Fox scored 645 points in just 46 Tests from 1985 to 1993 – back in the days when 46 caps were a lot of caps – and aside from his famed goalkicking (he pioneered the technique of leaning the ball forward) and kicking game, he was also a superb passer.
He has always been chided about his return of just one try, and indeed before his introduction yesterday Fox was reminded of his overruled attempt against Ireland in 1989 (due to a prior foot in touch by a team-mate). “Move on, move on,” he responded with a weary smile.
Fox was also a key man in the inaugural World Cup-winning side when New Zealand first hosted the tournament. An Aucklander himself, Fox reflects on the World Cup which bridged that 24-year gap eight months on and says: “It was a remarkable success. There were a lot of people who doubted we could run a World Cup and particularly fill the stadiums up, and I was a doubter in that too, I gotta admit. But I was pleasantly surprised.
“I think we had a great organisation, great people and it’s a rugby country, so I think a lot of people wanted to travel to a rugby country to see a Rugby World Cup, and we did put on a great show.”
“The bonus was that we won it,” added Fox, who admits it wouldn’t have been such a success otherwise. “We’re a country from a rugby point of view that has found peace. Even going into this Irish series, and that is absolutely deadly serious, the sort of comment around the place is a bit more relaxed that it normally is because we’ve got that monkey off our backs. It’s not complacency. That’s the wrong word. It’s just that we’ve found some peace.”
The tangible benefit for rugby has been evident in a lift for their Super 15 franchises, both in performances and interest, and for the country’s tourism. “Hopefully a lot of people came here and had a great experience and enjoyed the hospitality, and went home again and said: ‘gee, we would like to go back’. They’ve also told their friends and families.
“Geographically we are not easy to get to, we’re a sort of pimple down the back end of the world, and that will hopefully filter through in these challenging times. Life is tough for a lot of people and the World Cup was a respite from that. A little bit of feel good around a lot of gloom in the world.”
To his own immense surprise, Fox has since moved from being a pundit with Sky to being an All Blacks selector alongside Steve Hansen and Ian Foster. With his boys now 25 and 22, and Ryan Fox now a professional golfer, he had just wanted to relax with his wife and enjoy their beach house two hours from Auckland. “All of a sudden I had a phone call from Steve Hansen, and it’s changed my life. Again. But it’s a privilege to be involved.”
The selection triumvirate are overseeing quite a changeover in the All Blacks squad but the New Zealand rugby conveyor belt – through their all-conquering under-20s and Super Rugby – is, as ever, chugging along.
“We’ve got a very good talent pool,” he agrees, though says in the longer-term they are thin at hooker, are a little short on international class locks (though have “high hopes” for Brodie Retallick) and lack a little depth in midfield outside those already there.

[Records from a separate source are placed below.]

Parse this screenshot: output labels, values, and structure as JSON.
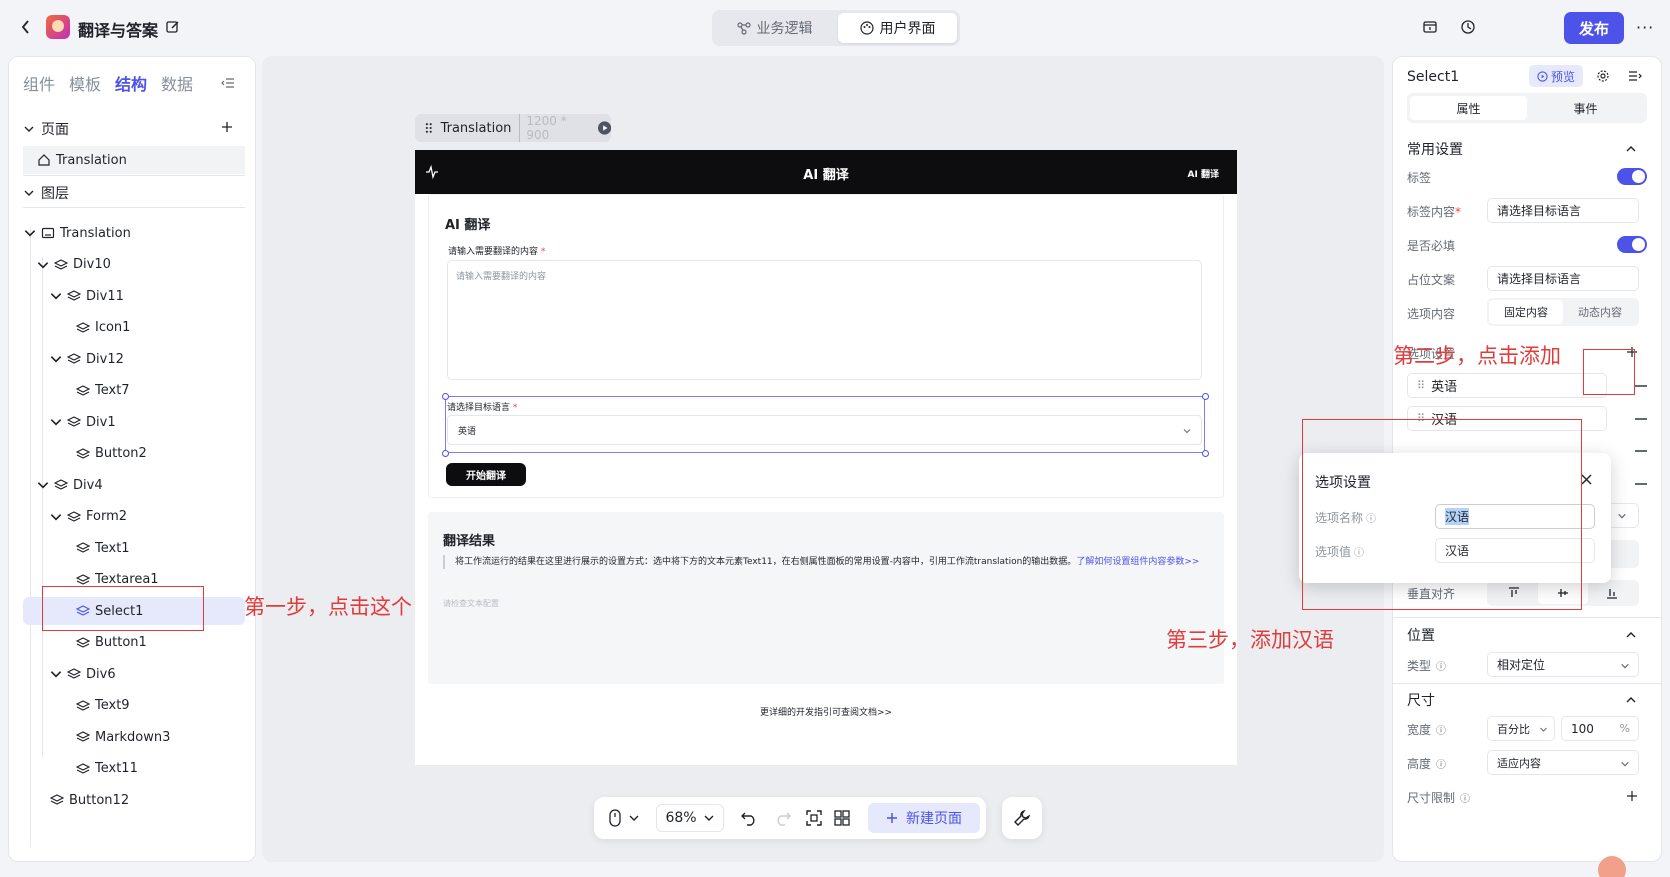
{
  "header": {
    "app_title": "翻译与答案",
    "tabs": [
      {
        "label": "业务逻辑"
      },
      {
        "label": "用户界面"
      }
    ],
    "publish_label": "发布"
  },
  "left_panel": {
    "tabs": [
      "组件",
      "模板",
      "结构",
      "数据"
    ],
    "pages_label": "页面",
    "page_item": "Translation",
    "layers_label": "图层",
    "tree": [
      {
        "label": "Translation",
        "depth": 0,
        "icon": "frame"
      },
      {
        "label": "Div10",
        "depth": 1
      },
      {
        "label": "Div11",
        "depth": 2
      },
      {
        "label": "Icon1",
        "depth": 3
      },
      {
        "label": "Div12",
        "depth": 2
      },
      {
        "label": "Text7",
        "depth": 3
      },
      {
        "label": "Div1",
        "depth": 2
      },
      {
        "label": "Button2",
        "depth": 3
      },
      {
        "label": "Div4",
        "depth": 1
      },
      {
        "label": "Form2",
        "depth": 2
      },
      {
        "label": "Text1",
        "depth": 3
      },
      {
        "label": "Textarea1",
        "depth": 3
      },
      {
        "label": "Select1",
        "depth": 3,
        "selected": true
      },
      {
        "label": "Button1",
        "depth": 3
      },
      {
        "label": "Div6",
        "depth": 2
      },
      {
        "label": "Text9",
        "depth": 3
      },
      {
        "label": "Markdown3",
        "depth": 3
      },
      {
        "label": "Text11",
        "depth": 3
      },
      {
        "label": "Button12",
        "depth": 1
      }
    ]
  },
  "canvas": {
    "frame_name": "Translation",
    "frame_size": "1200 * 900",
    "app_header_title": "AI 翻译",
    "app_header_right": "AI 翻译",
    "form_title": "AI 翻译",
    "input_label": "请输入需要翻译的内容",
    "input_placeholder": "请输入需要翻译的内容",
    "select_label": "请选择目标语言",
    "select_value": "英语",
    "submit_label": "开始翻译",
    "result_title": "翻译结果",
    "result_desc": "将工作流运行的结果在这里进行展示的设置方式：选中将下方的文本元素Text11，在右侧属性面板的常用设置-内容中，引用工作流translation的输出数据。",
    "result_link": "了解如何设置组件内容参数>>",
    "result_placeholder": "请检查文本配置",
    "footer_link": "更详细的开发指引可查阅文档>>",
    "zoom": "68%",
    "new_page_label": "新建页面"
  },
  "right_panel": {
    "component_name": "Select1",
    "preview_label": "预览",
    "tabs": [
      "属性",
      "事件"
    ],
    "common_settings_label": "常用设置",
    "label_label": "标签",
    "label_content_label": "标签内容",
    "label_content_value": "请选择目标语言",
    "required_label": "是否必填",
    "placeholder_label": "占位文案",
    "placeholder_value": "请选择目标语言",
    "options_content_label": "选项内容",
    "options_mode": [
      "固定内容",
      "动态内容"
    ],
    "options_settings_label": "选项设置",
    "options": [
      "英语",
      "汉语"
    ],
    "vertical_align_label": "垂直对齐",
    "position_section": "位置",
    "type_label": "类型",
    "type_value": "相对定位",
    "size_section": "尺寸",
    "width_label": "宽度",
    "width_unit_mode": "百分比",
    "width_value": "100",
    "width_unit": "%",
    "height_label": "高度",
    "height_value": "适应内容",
    "size_limit_label": "尺寸限制"
  },
  "popup": {
    "title": "选项设置",
    "name_label": "选项名称",
    "name_value": "汉语",
    "value_label": "选项值",
    "value_value": "汉语"
  },
  "annotations": {
    "step1": "第一步，点击这个",
    "step2": "第二步，点击添加",
    "step3": "第三步，添加汉语"
  },
  "colors": {
    "accent": "#4d53e8",
    "annotation": "#e23b3b",
    "dark": "#0d0d0f"
  }
}
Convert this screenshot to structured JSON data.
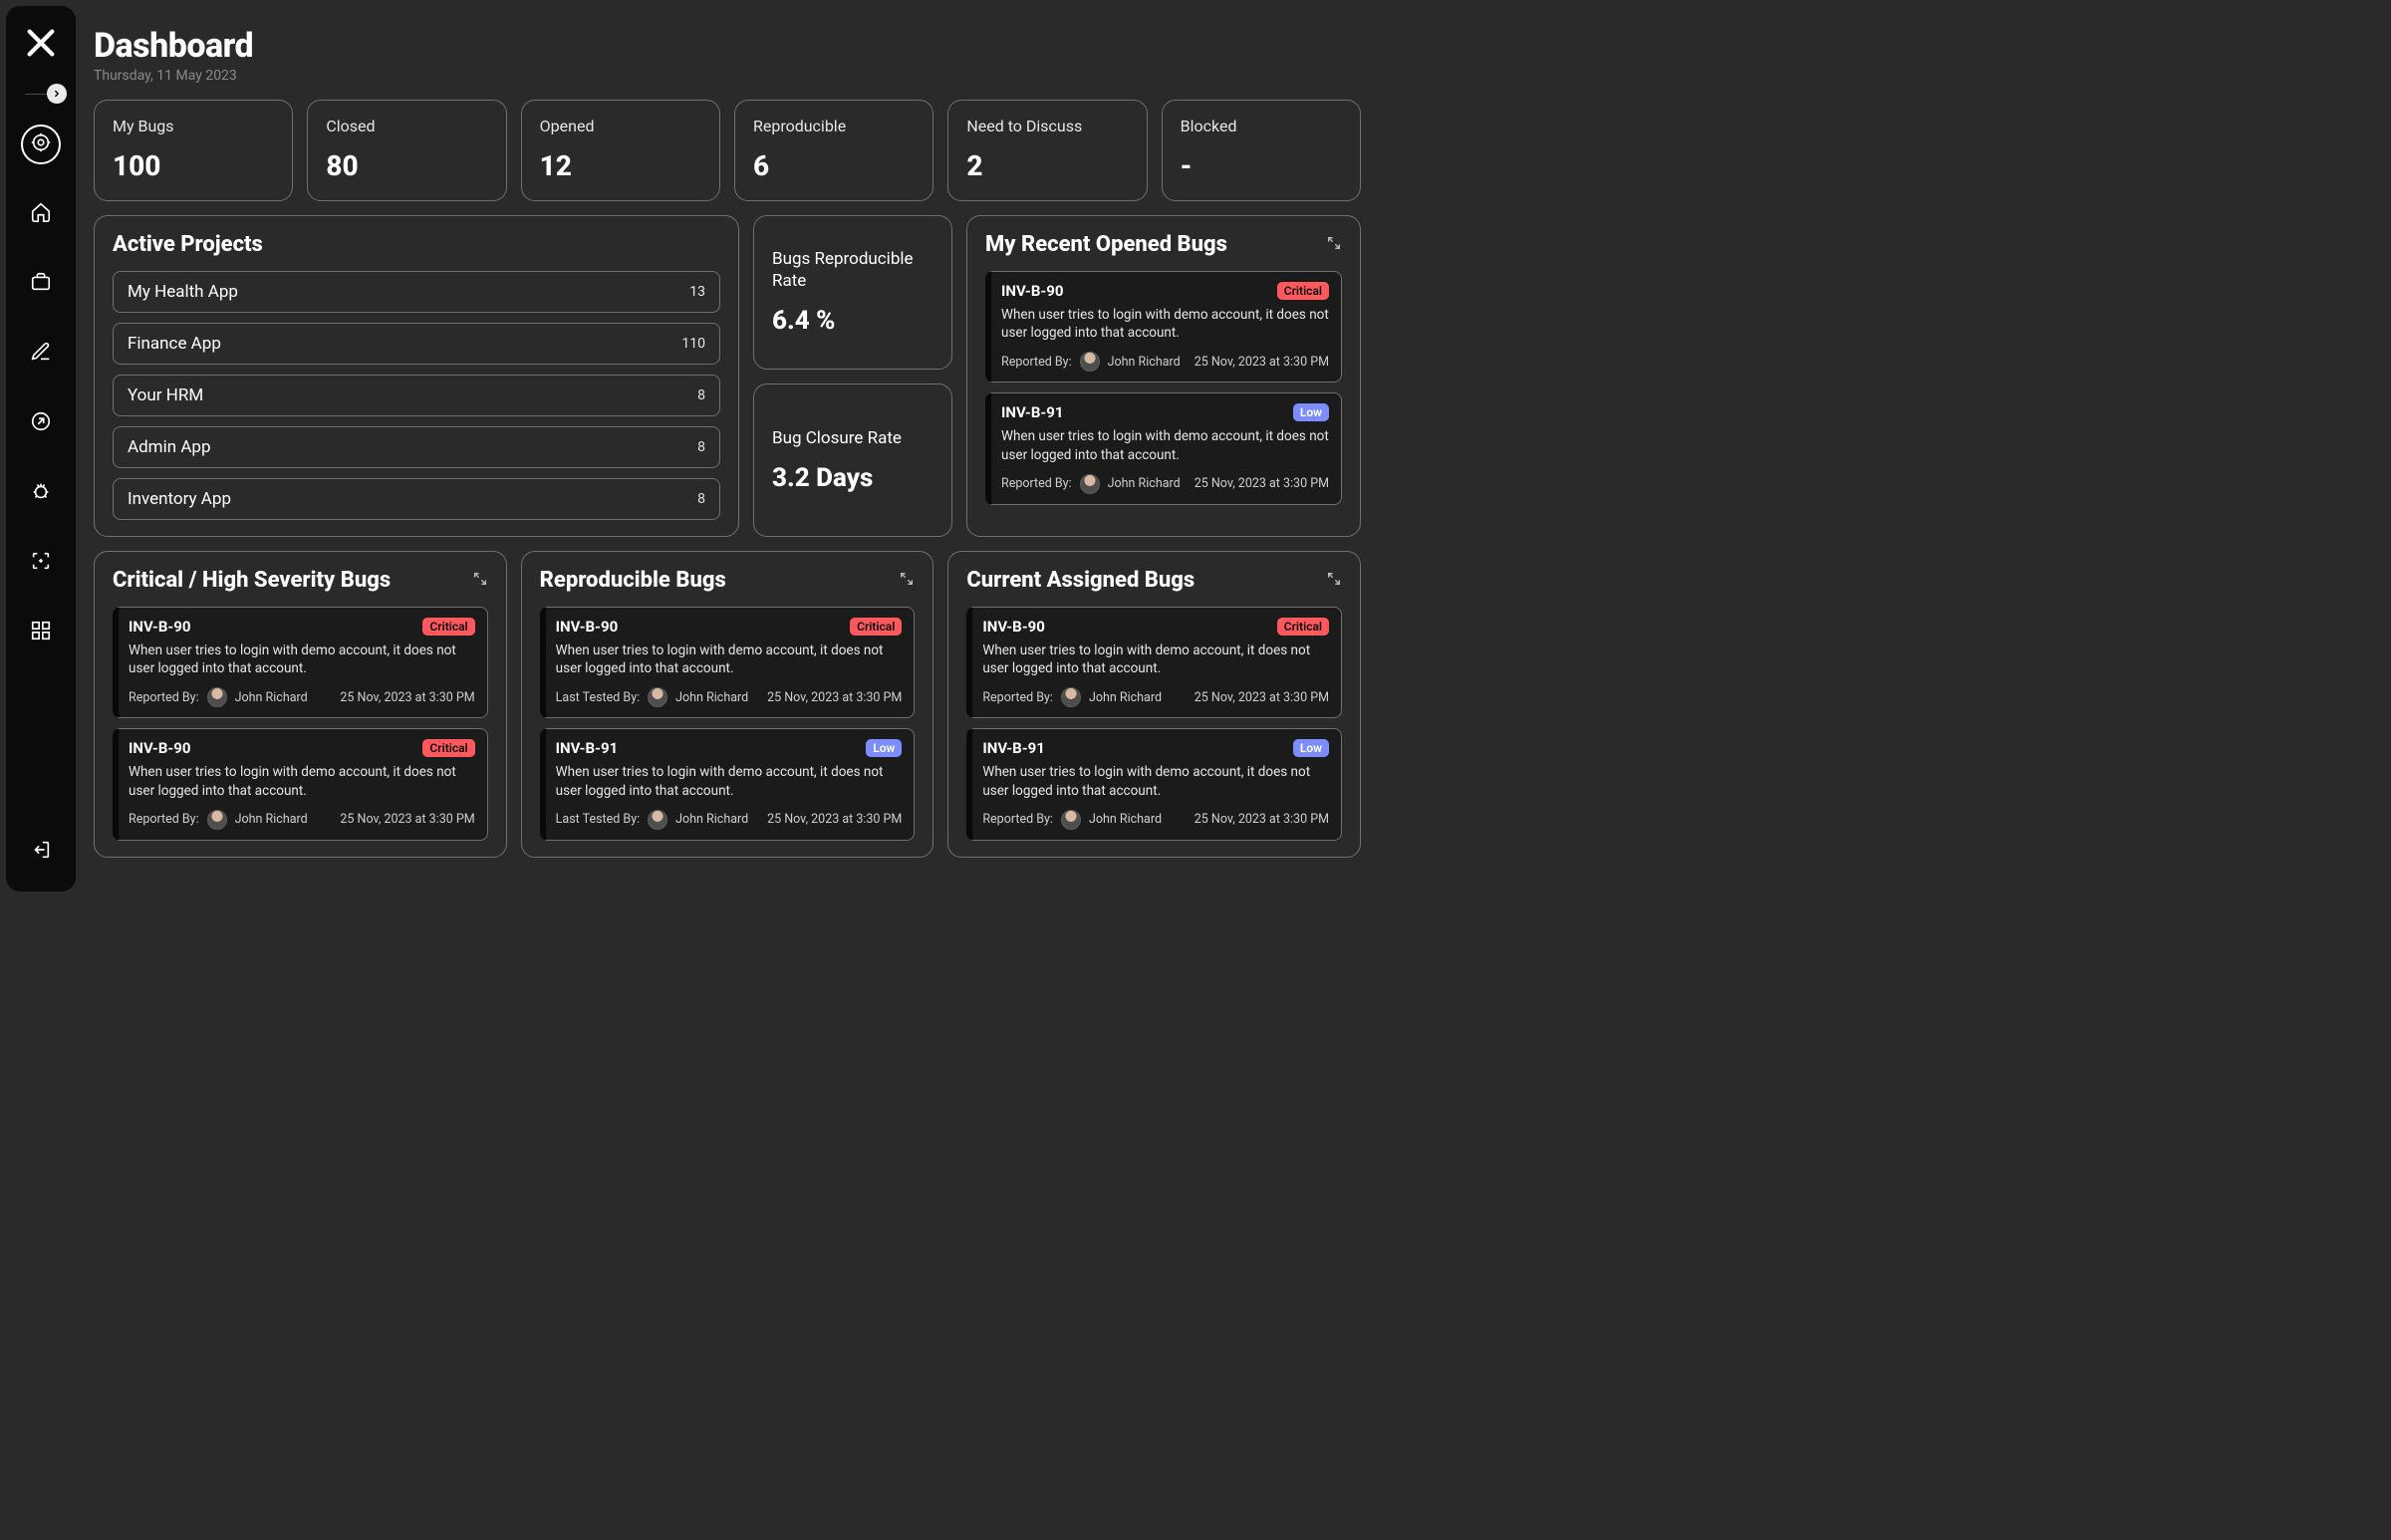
{
  "header": {
    "title": "Dashboard",
    "date": "Thursday, 11 May 2023"
  },
  "stats": [
    {
      "label": "My Bugs",
      "value": "100"
    },
    {
      "label": "Closed",
      "value": "80"
    },
    {
      "label": "Opened",
      "value": "12"
    },
    {
      "label": "Reproducible",
      "value": "6"
    },
    {
      "label": "Need to Discuss",
      "value": "2"
    },
    {
      "label": "Blocked",
      "value": "-"
    }
  ],
  "activeProjects": {
    "title": "Active Projects",
    "items": [
      {
        "name": "My Health App",
        "count": "13"
      },
      {
        "name": "Finance App",
        "count": "110"
      },
      {
        "name": "Your HRM",
        "count": "8"
      },
      {
        "name": "Admin App",
        "count": "8"
      },
      {
        "name": "Inventory App",
        "count": "8"
      }
    ]
  },
  "rates": {
    "reproducible": {
      "label": "Bugs Reproducible Rate",
      "value": "6.4 %"
    },
    "closure": {
      "label": "Bug Closure Rate",
      "value": "3.2 Days"
    }
  },
  "labels": {
    "reportedBy": "Reported By:",
    "lastTestedBy": "Last Tested By:"
  },
  "recentOpened": {
    "title": "My Recent Opened Bugs",
    "items": [
      {
        "id": "INV-B-90",
        "severity": "Critical",
        "severityClass": "critical",
        "desc": "When user tries to login with demo account, it does not user logged into that account.",
        "reporter": "John Richard",
        "time": "25 Nov, 2023 at 3:30 PM"
      },
      {
        "id": "INV-B-91",
        "severity": "Low",
        "severityClass": "low",
        "desc": "When user tries to login with demo account, it does not user logged into that account.",
        "reporter": "John Richard",
        "time": "25 Nov, 2023 at 3:30 PM"
      }
    ]
  },
  "criticalBugs": {
    "title": "Critical / High Severity Bugs",
    "items": [
      {
        "id": "INV-B-90",
        "severity": "Critical",
        "severityClass": "critical",
        "desc": "When user tries to login with demo account, it does not user logged into that account.",
        "reporter": "John Richard",
        "time": "25 Nov, 2023 at 3:30 PM"
      },
      {
        "id": "INV-B-90",
        "severity": "Critical",
        "severityClass": "critical",
        "desc": "When user tries to login with demo account, it does not user logged into that account.",
        "reporter": "John Richard",
        "time": "25 Nov, 2023 at 3:30 PM"
      }
    ]
  },
  "reproducibleBugs": {
    "title": "Reproducible Bugs",
    "items": [
      {
        "id": "INV-B-90",
        "severity": "Critical",
        "severityClass": "critical",
        "desc": "When user tries to login with demo account, it does not user logged into that account.",
        "reporter": "John Richard",
        "time": "25 Nov, 2023 at 3:30 PM"
      },
      {
        "id": "INV-B-91",
        "severity": "Low",
        "severityClass": "low",
        "desc": "When user tries to login with demo account, it does not user logged into that account.",
        "reporter": "John Richard",
        "time": "25 Nov, 2023 at 3:30 PM"
      }
    ]
  },
  "assignedBugs": {
    "title": "Current Assigned Bugs",
    "items": [
      {
        "id": "INV-B-90",
        "severity": "Critical",
        "severityClass": "critical",
        "desc": "When user tries to login with demo account, it does not user logged into that account.",
        "reporter": "John Richard",
        "time": "25 Nov, 2023 at 3:30 PM"
      },
      {
        "id": "INV-B-91",
        "severity": "Low",
        "severityClass": "low",
        "desc": "When user tries to login with demo account, it does not user logged into that account.",
        "reporter": "John Richard",
        "time": "25 Nov, 2023 at 3:30 PM"
      }
    ]
  }
}
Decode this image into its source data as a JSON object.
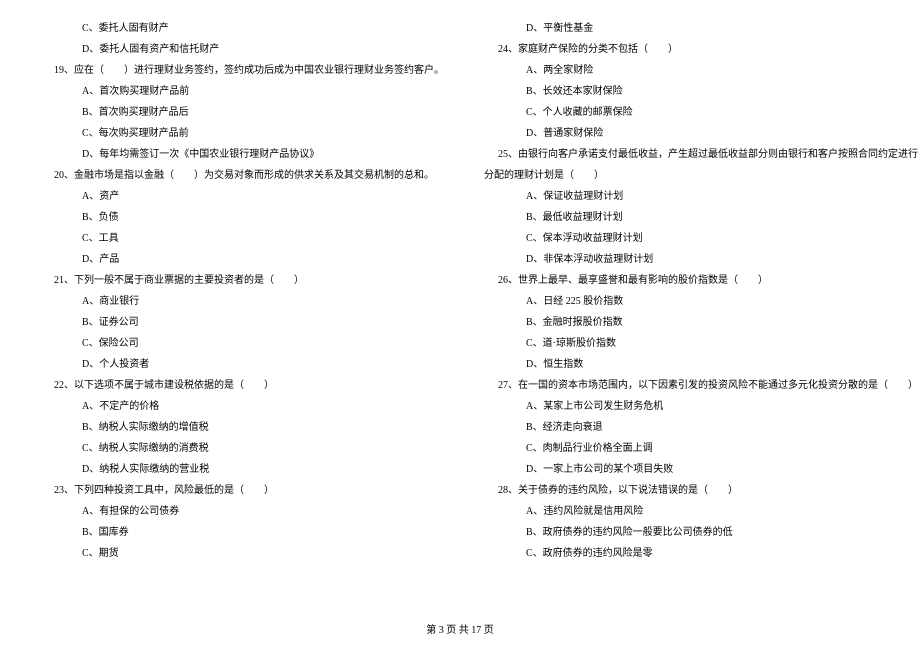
{
  "left": [
    {
      "cls": "opt",
      "t": "C、委托人固有财产"
    },
    {
      "cls": "opt",
      "t": "D、委托人固有资产和信托财产"
    },
    {
      "cls": "q",
      "t": "19、应在（　　）进行理财业务签约，签约成功后成为中国农业银行理财业务签约客户。"
    },
    {
      "cls": "opt",
      "t": "A、首次购买理财产品前"
    },
    {
      "cls": "opt",
      "t": "B、首次购买理财产品后"
    },
    {
      "cls": "opt",
      "t": "C、每次购买理财产品前"
    },
    {
      "cls": "opt",
      "t": "D、每年均需签订一次《中国农业银行理财产品协议》"
    },
    {
      "cls": "q",
      "t": "20、金融市场是指以金融（　　）为交易对象而形成的供求关系及其交易机制的总和。"
    },
    {
      "cls": "opt",
      "t": "A、资产"
    },
    {
      "cls": "opt",
      "t": "B、负债"
    },
    {
      "cls": "opt",
      "t": "C、工具"
    },
    {
      "cls": "opt",
      "t": "D、产品"
    },
    {
      "cls": "q",
      "t": "21、下列一般不属于商业票据的主要投资者的是（　　）"
    },
    {
      "cls": "opt",
      "t": "A、商业银行"
    },
    {
      "cls": "opt",
      "t": "B、证券公司"
    },
    {
      "cls": "opt",
      "t": "C、保险公司"
    },
    {
      "cls": "opt",
      "t": "D、个人投资者"
    },
    {
      "cls": "q",
      "t": "22、以下选项不属于城市建设税依据的是（　　）"
    },
    {
      "cls": "opt",
      "t": "A、不定产的价格"
    },
    {
      "cls": "opt",
      "t": "B、纳税人实际缴纳的增值税"
    },
    {
      "cls": "opt",
      "t": "C、纳税人实际缴纳的消费税"
    },
    {
      "cls": "opt",
      "t": "D、纳税人实际缴纳的营业税"
    },
    {
      "cls": "q",
      "t": "23、下列四种投资工具中，风险最低的是（　　）"
    },
    {
      "cls": "opt",
      "t": "A、有担保的公司债券"
    },
    {
      "cls": "opt",
      "t": "B、国库券"
    },
    {
      "cls": "opt",
      "t": "C、期货"
    }
  ],
  "right": [
    {
      "cls": "opt",
      "t": "D、平衡性基金"
    },
    {
      "cls": "q",
      "t": "24、家庭财产保险的分类不包括（　　）"
    },
    {
      "cls": "opt",
      "t": "A、两全家财险"
    },
    {
      "cls": "opt",
      "t": "B、长效还本家财保险"
    },
    {
      "cls": "opt",
      "t": "C、个人收藏的邮票保险"
    },
    {
      "cls": "opt",
      "t": "D、普通家财保险"
    },
    {
      "cls": "q",
      "t": "25、由银行向客户承诺支付最低收益，产生超过最低收益部分则由银行和客户按照合同约定进行"
    },
    {
      "cls": "",
      "t": "分配的理财计划是（　　）"
    },
    {
      "cls": "opt",
      "t": "A、保证收益理财计划"
    },
    {
      "cls": "opt",
      "t": "B、最低收益理财计划"
    },
    {
      "cls": "opt",
      "t": "C、保本浮动收益理财计划"
    },
    {
      "cls": "opt",
      "t": "D、非保本浮动收益理财计划"
    },
    {
      "cls": "q",
      "t": "26、世界上最早、最享盛誉和最有影响的股价指数是（　　）"
    },
    {
      "cls": "opt",
      "t": "A、日经 225 股价指数"
    },
    {
      "cls": "opt",
      "t": "B、金融时报股价指数"
    },
    {
      "cls": "opt",
      "t": "C、道·琼斯股价指数"
    },
    {
      "cls": "opt",
      "t": "D、恒生指数"
    },
    {
      "cls": "q",
      "t": "27、在一国的资本市场范围内，以下因素引发的投资风险不能通过多元化投资分散的是（　　）"
    },
    {
      "cls": "opt",
      "t": "A、某家上市公司发生财务危机"
    },
    {
      "cls": "opt",
      "t": "B、经济走向衰退"
    },
    {
      "cls": "opt",
      "t": "C、肉制品行业价格全面上调"
    },
    {
      "cls": "opt",
      "t": "D、一家上市公司的某个项目失败"
    },
    {
      "cls": "q",
      "t": "28、关于债券的违约风险，以下说法错误的是（　　）"
    },
    {
      "cls": "opt",
      "t": "A、违约风险就是信用风险"
    },
    {
      "cls": "opt",
      "t": "B、政府债券的违约风险一般要比公司债券的低"
    },
    {
      "cls": "opt",
      "t": "C、政府债券的违约风险是零"
    }
  ],
  "footer": "第 3 页 共 17 页"
}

But now he is one of the three official selectors in a land with four million of them, and there will be days they oversee losses. “Picking All Blacks’ teams is not a popularity contest. You get a lot of help from four million people and that’s also one of our strengths. Everyone has a point of view and is passionate about it, and we don’t always agree. But that’s fine. Debate is fine.
“That’s also part of the pressure valve that goes onto the All Blacks and they are acutely aware of that. But the internal pressure is greater than the pressure the public put on them and that keeps the guys fully aware of the responsibilities when they put on the All Blacks’ jersey. Whether that goes back to the Invincibles of 1924 but maybe it goes back to 1905, I don’t know, but that legacy is still felt today.”
And they’ve found peace.